I decided that I would paint the banner as if it were a captured Krieg artefact. A basecoat of Vallejo Reflective Green forms the main colour of this piece. I have yet to find a good design for the banner, so please feel free to share links of good designs.


I also have this Necron Overlord on my workbench. This is for my girlfriend’s Necron army, and started life as a bunch of spare bits and so leftover from other models. The body is from an old metal lord, whilst the arms are from the plastic barge lord. The left hand is from a junked Flayed One I was given, which came with two left hands. A 40mm base completes the model, and has made something which is pretty unique amongst an army of carbon-copy automatons.
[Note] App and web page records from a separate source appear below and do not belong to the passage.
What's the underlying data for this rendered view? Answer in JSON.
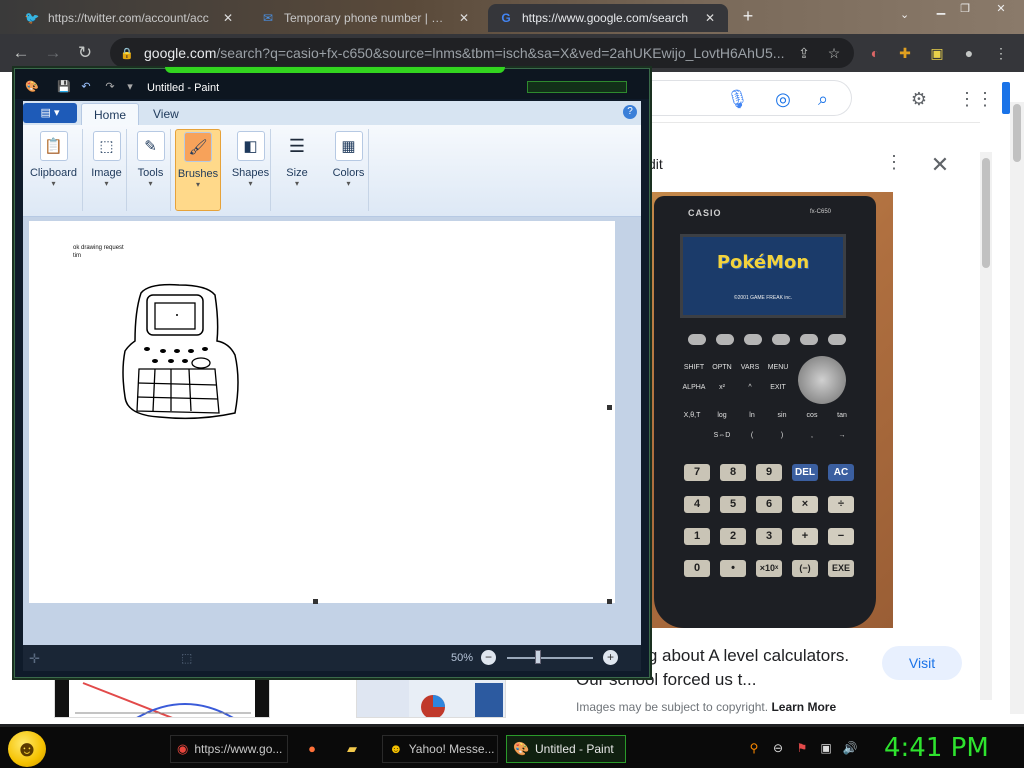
{
  "browser": {
    "tabs": [
      {
        "label": "https://twitter.com/account/acc",
        "icon": "twitter-icon"
      },
      {
        "label": "Temporary phone number | Rec",
        "icon": "mail-icon"
      },
      {
        "label": "https://www.google.com/search",
        "icon": "google-icon"
      }
    ],
    "new_tab": "+",
    "url_domain": "google.com",
    "url_rest": "/search?q=casio+fx-c650&source=lnms&tbm=isch&sa=X&ved=2ahUKEwijo_LovtH6AhU5..."
  },
  "google": {
    "panel_title": "dit",
    "caption": "ose asking about A level calculators. Our school forced us t...",
    "visit_label": "Visit",
    "copyright_text": "Images may be subject to copyright.",
    "learn_more": "Learn More",
    "calculator": {
      "brand": "CASIO",
      "model": "fx-C650",
      "screen_title": "PokéMon",
      "screen_sub": "©2001 GAME FREAK inc.",
      "keys_row1": [
        "7",
        "8",
        "9",
        "DEL",
        "AC"
      ],
      "keys_row2": [
        "4",
        "5",
        "6",
        "×",
        "÷"
      ],
      "keys_row3": [
        "1",
        "2",
        "3",
        "+",
        "−"
      ],
      "keys_row4": [
        "0",
        "•",
        "×10ˣ",
        "(−)",
        "EXE"
      ],
      "small_row1": [
        "SHIFT",
        "OPTN",
        "VARS",
        "MENU"
      ],
      "small_row2": [
        "ALPHA",
        "x²",
        "^",
        "EXIT"
      ],
      "small_row3": [
        "X,θ,T",
        "log",
        "ln",
        "sin",
        "cos",
        "tan"
      ],
      "small_row4": [
        "",
        "S⇔D",
        "(",
        ")",
        ",",
        "→"
      ]
    }
  },
  "paint": {
    "title": "Untitled - Paint",
    "menu_label": "▤ ▾",
    "tabs": [
      "Home",
      "View"
    ],
    "groups": [
      {
        "label": "Clipboard",
        "icon": "clipboard-icon"
      },
      {
        "label": "Image",
        "icon": "select-icon"
      },
      {
        "label": "Tools",
        "icon": "tools-icon"
      },
      {
        "label": "Brushes",
        "icon": "brush-icon"
      },
      {
        "label": "Shapes",
        "icon": "shapes-icon"
      },
      {
        "label": "Size",
        "icon": "size-icon"
      },
      {
        "label": "Colors",
        "icon": "colors-icon"
      }
    ],
    "canvas_text_line1": "ok drawing request",
    "canvas_text_line2": "tim",
    "zoom": "50%",
    "help": "?"
  },
  "taskbar": {
    "items": [
      {
        "label": "https://www.go...",
        "icon": "chrome-icon"
      },
      {
        "label": "",
        "icon": "firefox-icon"
      },
      {
        "label": "",
        "icon": "folder-icon"
      },
      {
        "label": "Yahoo! Messe...",
        "icon": "yahoo-icon"
      },
      {
        "label": "Untitled - Paint",
        "icon": "paint-icon"
      }
    ],
    "clock": "4:41 PM"
  },
  "colors": {
    "accent_green": "#2ee32e",
    "google_blue": "#1a73e8",
    "paint_selected": "#ffd98a"
  }
}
You may recognise this tank from one of my more recent reviews: the Deimos Predator that acted as a test mule for Blood and Skulls’ awesome track set. Whilst planning that article, I thought that the tank itself could do with a few repairs and a new paint job: in fact, all of my tanks previous to the Spartan have been looking a little tired. So having decided to make a change, I stripped the tank down and removed most of the paint. Having used the tank with a jury-rigged Executioner Plasma Cannon (simply two plasma cannons glued together) to great effect, I decided to make it a more permanent feature.

The new main gun still uses a Plasma Cannon as the basis, but widened to about double its standard width, making it one big gun rather than two glued together. It has been widened with plasticard, and some additional plasma cannon cores. It is early days, and I plan to wire it in to the main turret, which will receive more “plasma” like details such as cables and vents.


The tank's new brutal look has been helped by this big plow, from the Chimera set. The old dozer blades are now…

…on the front of this; the Land Raider Armoured Proteus. This final piece means that, apart from a tiny bit of detailing, the tank is ready for some paint. I plan to paint all my future Thousand Sons tanks and infantry in a quartered yellow/blue scheme, as seen on the Ferrus Infernum Dreadnought I recently finished. If anyone has a suitable suggestion for transferring this scheme from walker to tank, comment below or on Facebook.


On the review side of things, I have this lined up next: an upgrade for the 40k Chimera kit. This hull and turret set comes from Blood and Skulls Industries, and replaces the standard roof/hull and turret to give the standard set a different look. Initial thoughts suggest that it is perfect for people who don’t like having six Lasguns waving about, and want a bigger turret (which also comes with an Autocannon).A full review of this set will go up this weekend.

That is all for this week, so keep an eye out for further updates on Facebook or twitter. By the way, have you spotted the bonus model? Comment below if you have.